“Recent Judicial Decisions on Specific Causation,” Product Liability Law and Strategy

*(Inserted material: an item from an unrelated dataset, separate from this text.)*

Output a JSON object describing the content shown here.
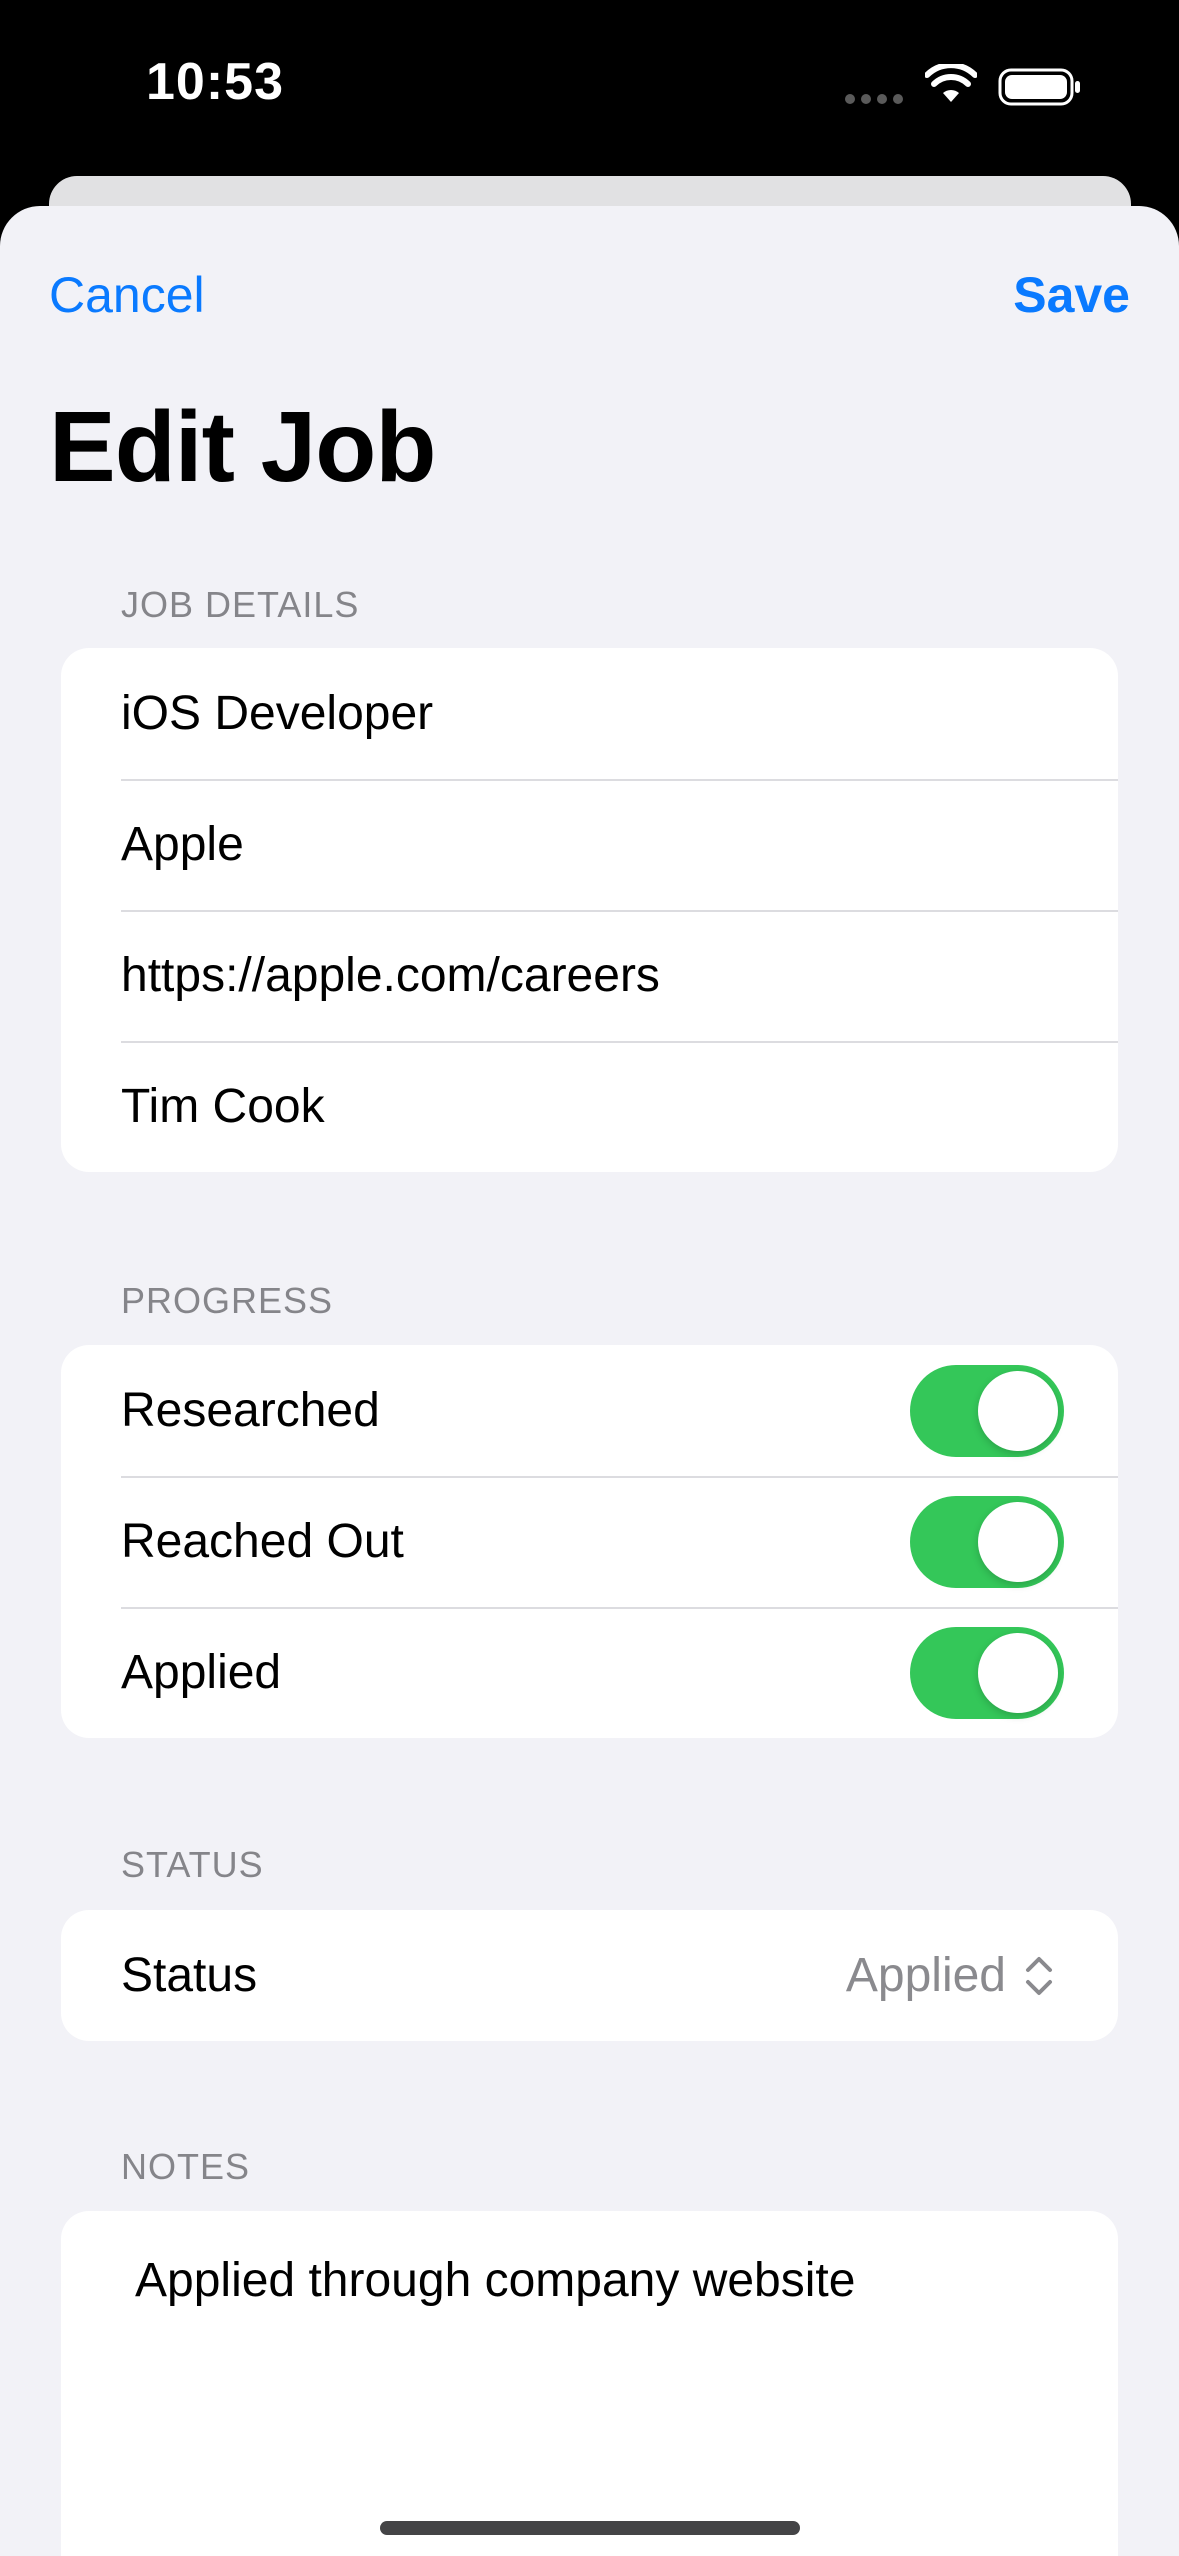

Lori Leskin, Partner in the Product Liability group, authored the article “Recent Judicial Decisions on Specific Causation” in the September 2010 issue of LJN’s Product Liability Law and Strategy. It is, of course, black letter law that to prove a claim, a plaintiff in a product liability suit must establish that the product at issue caused the injury suffered by the plaintiff. Causation includes both general and specific; absent a showing of both types of causation, a plaintiff’s claims necessarily fail. Plaintiffs have often assumed that if they could overcome the general causation barrier, they could easily create an issue of fact on the issue of specific causation. Recently, however, courts are giving more critical attention to the issue of specific causation, and, with increasing frequency, are excluding unreliable specific causation opinions. This article highlights three recent court decisions — two involving Viagra® and one involving Seroquel® — rejecting plaintiff’s efforts at establishing specific causation as a matter of law. These decisions confirm that speculative specific causation evidence is inadmissible, and underscore the importance of closely questioning the plaintiffs’ specific causation evidence.